It’s light enough to hang on a hook by the front door, easy to find amidst a swirl of dog leashes, unicorn hoodies and jackets, and just big enough for my essentials pouch and whatever else I need for the day’s outing–a diaper changing station, or a pair of running shoes, or just some milk bottles and library books to return.
Get Around Get Around
Cotopaxi's "more is more" mentality toward the Allpa pack is a little much. The accessories were overkill. Even if I needed it, putting a separate rain cover on top of an already waterproof outer panel gives me hives. I quickly lost track of which mesh or nylon bag was supposed to carry what. The full center zip on a floppy bag is annoying if you're in a hurry. And then, it's all too easy for your lumpily-packed items to jam the zipper when you're putting it all back together.

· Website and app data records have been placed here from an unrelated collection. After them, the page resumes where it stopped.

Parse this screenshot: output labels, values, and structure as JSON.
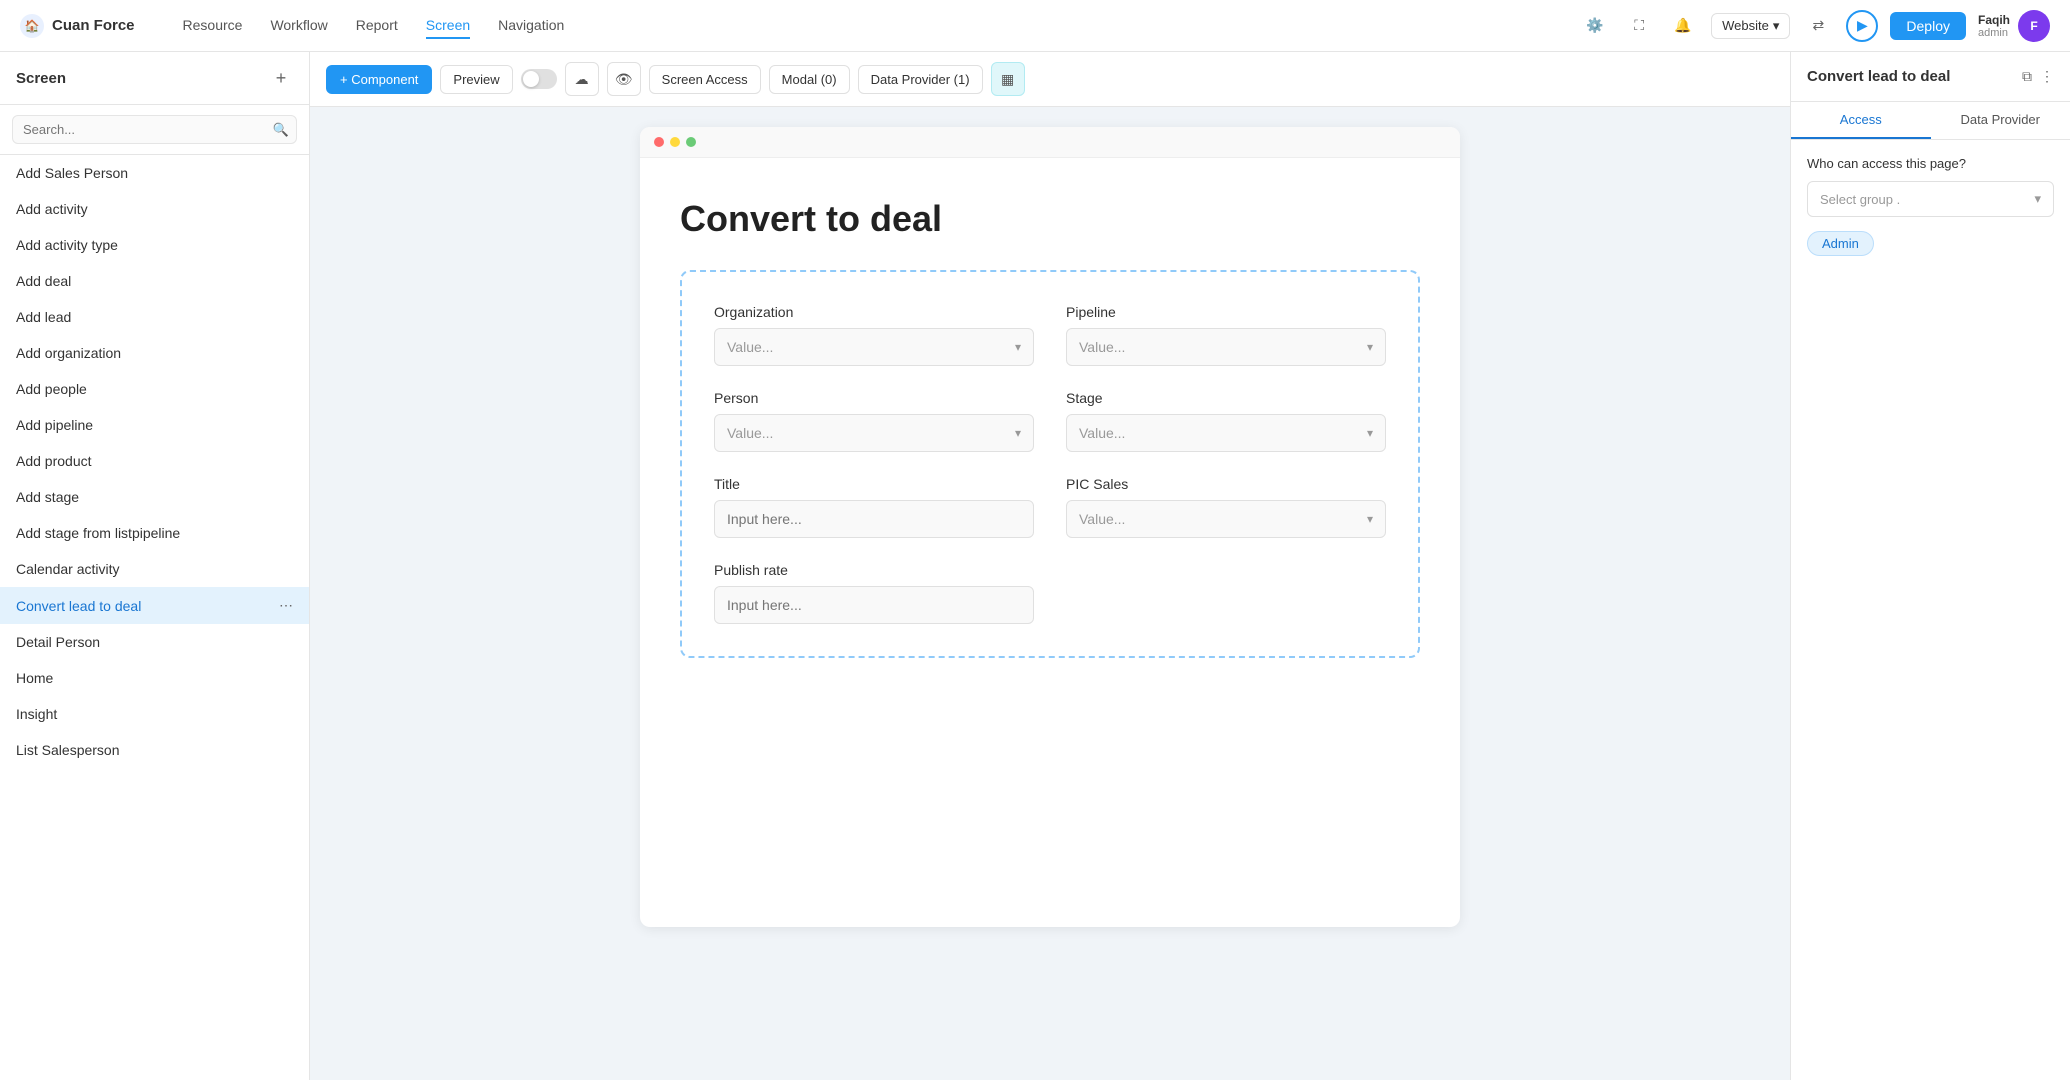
{
  "app": {
    "name": "Cuan Force"
  },
  "top_nav": {
    "links": [
      {
        "label": "Resource",
        "active": false
      },
      {
        "label": "Workflow",
        "active": false
      },
      {
        "label": "Report",
        "active": false
      },
      {
        "label": "Screen",
        "active": true
      },
      {
        "label": "Navigation",
        "active": false
      }
    ],
    "website_label": "Website",
    "deploy_label": "Deploy",
    "user_name": "Faqih",
    "user_role": "admin"
  },
  "toolbar": {
    "component_label": "+ Component",
    "preview_label": "Preview",
    "screen_access_label": "Screen Access",
    "modal_label": "Modal (0)",
    "data_provider_label": "Data Provider (1)"
  },
  "sidebar": {
    "title": "Screen",
    "search_placeholder": "Search...",
    "items": [
      {
        "label": "Add Sales Person",
        "active": false
      },
      {
        "label": "Add activity",
        "active": false
      },
      {
        "label": "Add activity type",
        "active": false
      },
      {
        "label": "Add deal",
        "active": false
      },
      {
        "label": "Add lead",
        "active": false
      },
      {
        "label": "Add organization",
        "active": false
      },
      {
        "label": "Add people",
        "active": false
      },
      {
        "label": "Add pipeline",
        "active": false
      },
      {
        "label": "Add product",
        "active": false
      },
      {
        "label": "Add stage",
        "active": false
      },
      {
        "label": "Add stage from listpipeline",
        "active": false
      },
      {
        "label": "Calendar activity",
        "active": false
      },
      {
        "label": "Convert lead to deal",
        "active": true
      },
      {
        "label": "Detail Person",
        "active": false
      },
      {
        "label": "Home",
        "active": false
      },
      {
        "label": "Insight",
        "active": false
      },
      {
        "label": "List Salesperson",
        "active": false
      }
    ]
  },
  "canvas": {
    "page_title": "Convert to deal",
    "form": {
      "fields": [
        {
          "label": "Organization",
          "type": "select",
          "placeholder": "Value...",
          "col": 0,
          "row": 0
        },
        {
          "label": "Pipeline",
          "type": "select",
          "placeholder": "Value...",
          "col": 1,
          "row": 0
        },
        {
          "label": "Person",
          "type": "select",
          "placeholder": "Value...",
          "col": 0,
          "row": 1
        },
        {
          "label": "Stage",
          "type": "select",
          "placeholder": "Value...",
          "col": 1,
          "row": 1
        },
        {
          "label": "Title",
          "type": "input",
          "placeholder": "Input here...",
          "col": 0,
          "row": 2
        },
        {
          "label": "PIC Sales",
          "type": "select",
          "placeholder": "Value...",
          "col": 1,
          "row": 2
        },
        {
          "label": "Publish rate",
          "type": "input",
          "placeholder": "Input here...",
          "col": 0,
          "row": 3
        }
      ]
    }
  },
  "right_panel": {
    "title": "Convert lead to deal",
    "tabs": [
      {
        "label": "Access",
        "active": true
      },
      {
        "label": "Data Provider",
        "active": false
      }
    ],
    "access": {
      "label": "Who can access this page?",
      "select_placeholder": "Select group .",
      "badge_label": "Admin"
    }
  }
}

But the bag was astonishingly comfortable. It fits on my short torso, and the straps are actually contoured to fit my narrow shoulders—a rarity when it comes to so-called "unisex" packs.
For someone like me, who travels mostly out of obligation rather than pleasure, the Allpa would be nice to have but not a necessity. It did make me nostalgic for my early twenties again—walking around aimlessly, looking for a cheap hostel, taking a road trip to a friend of a friend's birthday party in LA on a whim, or buying plane tickets to Cleveland just because they were only $50.
I don't travel like that anymore (and, admittedly, I probably found it a lot less fun at the time), but the Allpa 35L bundle would have been perfect. Buy one now and save it for the high school or college seniors in your life. It is the perfect graduation gift for the budding world traveler.